Task details
Every line of the records below that has the word "офиса" should be copied.

Provided records
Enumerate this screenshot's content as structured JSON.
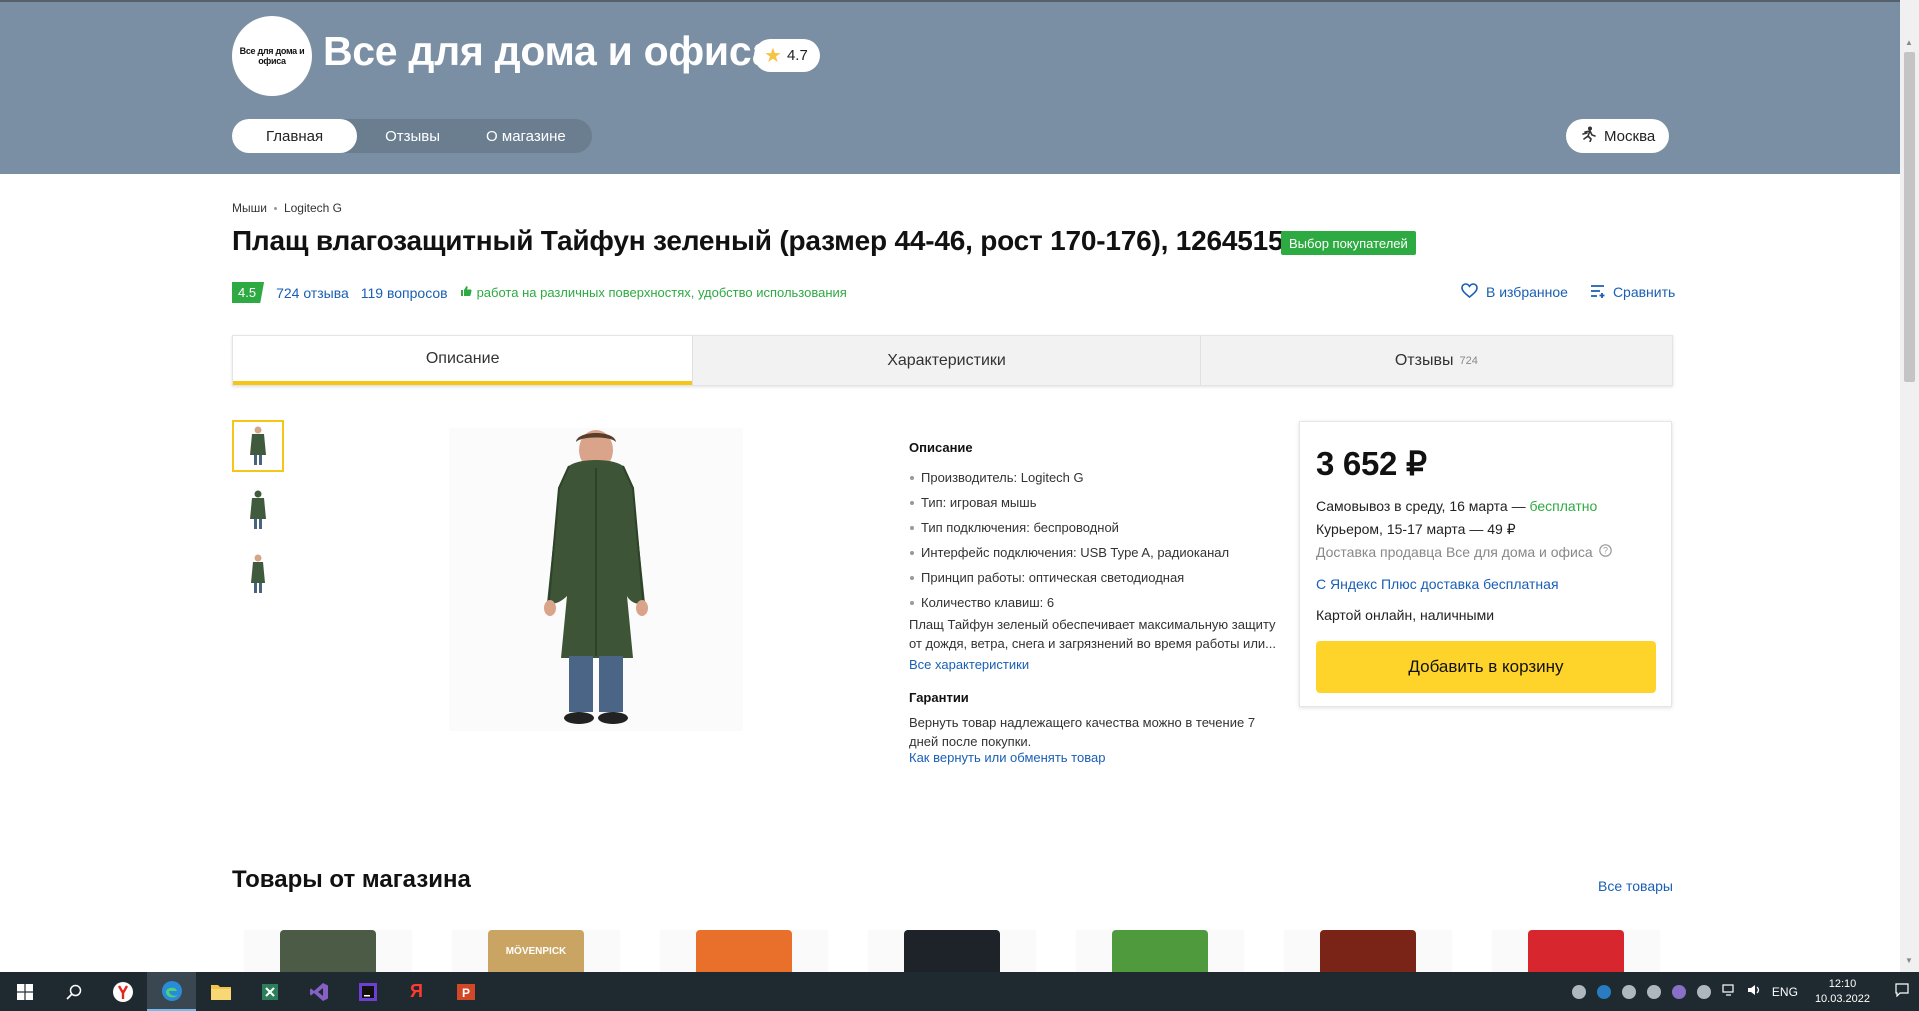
{
  "shop": {
    "logo_text": "Все для дома и офиса",
    "name": "Все для дома и офиса",
    "rating": "4.7",
    "nav": [
      {
        "label": "Главная"
      },
      {
        "label": "Отзывы"
      },
      {
        "label": "О магазине"
      }
    ],
    "city": "Москва"
  },
  "breadcrumb": [
    "Мыши",
    "Logitech G"
  ],
  "product": {
    "title": "Плащ влагозащитный Тайфун зеленый (размер 44-46, рост 170-176), 1264515",
    "badge": "Выбор покупателей",
    "rating": "4.5",
    "reviews_link": "724 отзыва",
    "questions_link": "119 вопросов",
    "highlight": "работа на различных поверхностях, удобство использования",
    "favorite": "В избранное",
    "compare": "Сравнить"
  },
  "tabs": [
    {
      "label": "Описание",
      "count": ""
    },
    {
      "label": "Характеристики",
      "count": ""
    },
    {
      "label": "Отзывы",
      "count": "724"
    }
  ],
  "description": {
    "heading": "Описание",
    "specs": [
      "Производитель: Logitech G",
      "Тип: игровая мышь",
      "Тип подключения: беспроводной",
      "Интерфейс подключения: USB Type A, радиоканал",
      "Принцип работы: оптическая светодиодная",
      "Количество клавиш: 6"
    ],
    "text_line1": "Плащ Тайфун зеленый обеспечивает максимальную защиту",
    "text_line2": "от дождя, ветра, снега и загрязнений во время работы или...",
    "all_specs_link": "Все характеристики",
    "guarantee_heading": "Гарантии",
    "guarantee_line1": "Вернуть товар надлежащего качества можно в течение 7",
    "guarantee_line2": "дней после покупки.",
    "return_link": "Как вернуть или обменять товар"
  },
  "offer": {
    "price": "3 652 ₽",
    "pickup": "Самовывоз в среду, 16 марта —",
    "pickup_free": "бесплатно",
    "courier": "Курьером, 15-17 марта — 49 ₽",
    "seller_delivery": "Доставка продавца Все для дома и офиса",
    "plus_link": "С Яндекс Плюс доставка бесплатная",
    "payment": "Картой онлайн, наличными",
    "add_to_cart": "Добавить в корзину"
  },
  "shop_goods": {
    "title": "Товары от магазина",
    "all_link": "Все товары",
    "items": [
      {
        "label": "",
        "color": "#4b5b45"
      },
      {
        "label": "MÖVENPICK",
        "color": "#caa463"
      },
      {
        "label": "",
        "color": "#e9702b"
      },
      {
        "label": "",
        "color": "#1e2329"
      },
      {
        "label": "",
        "color": "#4f9a3c"
      },
      {
        "label": "",
        "color": "#7a2418"
      },
      {
        "label": "",
        "color": "#d8262e"
      }
    ]
  },
  "taskbar": {
    "lang": "ENG",
    "time": "12:10",
    "date": "10.03.2022"
  },
  "colors": {
    "header_bg": "#7a8fa3",
    "accent_yellow": "#fed42b",
    "green": "#2daa41",
    "link_blue": "#1a5fb4"
  }
}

Answer below
    "logo_text": "Все для дома и офиса",
    "name": "Все для дома и офиса",
    "seller_delivery": "Доставка продавца Все для дома и офиса",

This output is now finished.